Starting from the first line, set down the entire listing exactly.
-- Recorded data follows --
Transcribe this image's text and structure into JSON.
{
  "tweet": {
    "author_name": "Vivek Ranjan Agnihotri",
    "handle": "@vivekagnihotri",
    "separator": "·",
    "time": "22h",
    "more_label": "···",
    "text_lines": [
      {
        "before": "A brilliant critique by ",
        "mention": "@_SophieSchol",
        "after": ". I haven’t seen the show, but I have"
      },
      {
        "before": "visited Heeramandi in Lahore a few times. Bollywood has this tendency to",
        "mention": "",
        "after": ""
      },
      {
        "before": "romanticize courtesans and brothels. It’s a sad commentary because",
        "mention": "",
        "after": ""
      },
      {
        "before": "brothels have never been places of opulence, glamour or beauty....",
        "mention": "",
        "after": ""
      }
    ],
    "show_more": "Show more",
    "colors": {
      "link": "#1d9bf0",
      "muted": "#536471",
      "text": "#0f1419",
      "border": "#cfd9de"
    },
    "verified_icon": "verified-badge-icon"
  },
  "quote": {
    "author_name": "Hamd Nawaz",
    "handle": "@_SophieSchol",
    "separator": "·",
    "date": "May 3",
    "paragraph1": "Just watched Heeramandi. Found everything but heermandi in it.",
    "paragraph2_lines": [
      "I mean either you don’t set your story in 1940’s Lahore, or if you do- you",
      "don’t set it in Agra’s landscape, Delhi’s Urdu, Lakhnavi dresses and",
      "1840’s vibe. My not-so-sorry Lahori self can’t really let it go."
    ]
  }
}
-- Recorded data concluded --
### Task result
Transcribe this image's text and structure into JSON.
{
  "tweet": {
    "author_name": "Vivek Ranjan Agnihotri",
    "handle": "@vivekagnihotri",
    "separator": "·",
    "time": "22h",
    "more_label": "···",
    "text_lines": [
      {
        "before": "A brilliant critique by ",
        "mention": "@_SophieSchol",
        "after": ". I haven’t seen the show, but I have"
      },
      {
        "before": "visited Heeramandi in Lahore a few times. Bollywood has this tendency to",
        "mention": "",
        "after": ""
      },
      {
        "before": "romanticize courtesans and brothels. It’s a sad commentary because",
        "mention": "",
        "after": ""
      },
      {
        "before": "brothels have never been places of opulence, glamour or beauty....",
        "mention": "",
        "after": ""
      }
    ],
    "show_more": "Show more",
    "colors": {
      "link": "#1d9bf0",
      "muted": "#536471",
      "text": "#0f1419",
      "border": "#cfd9de"
    },
    "verified_icon": "verified-badge-icon"
  },
  "quote": {
    "author_name": "Hamd Nawaz",
    "handle": "@_SophieSchol",
    "separator": "·",
    "date": "May 3",
    "paragraph1": "Just watched Heeramandi. Found everything but heermandi in it.",
    "paragraph2_lines": [
      "I mean either you don’t set your story in 1940’s Lahore, or if you do- you",
      "don’t set it in Agra’s landscape, Delhi’s Urdu, Lakhnavi dresses and",
      "1840’s vibe. My not-so-sorry Lahori self can’t really let it go."
    ]
  }
}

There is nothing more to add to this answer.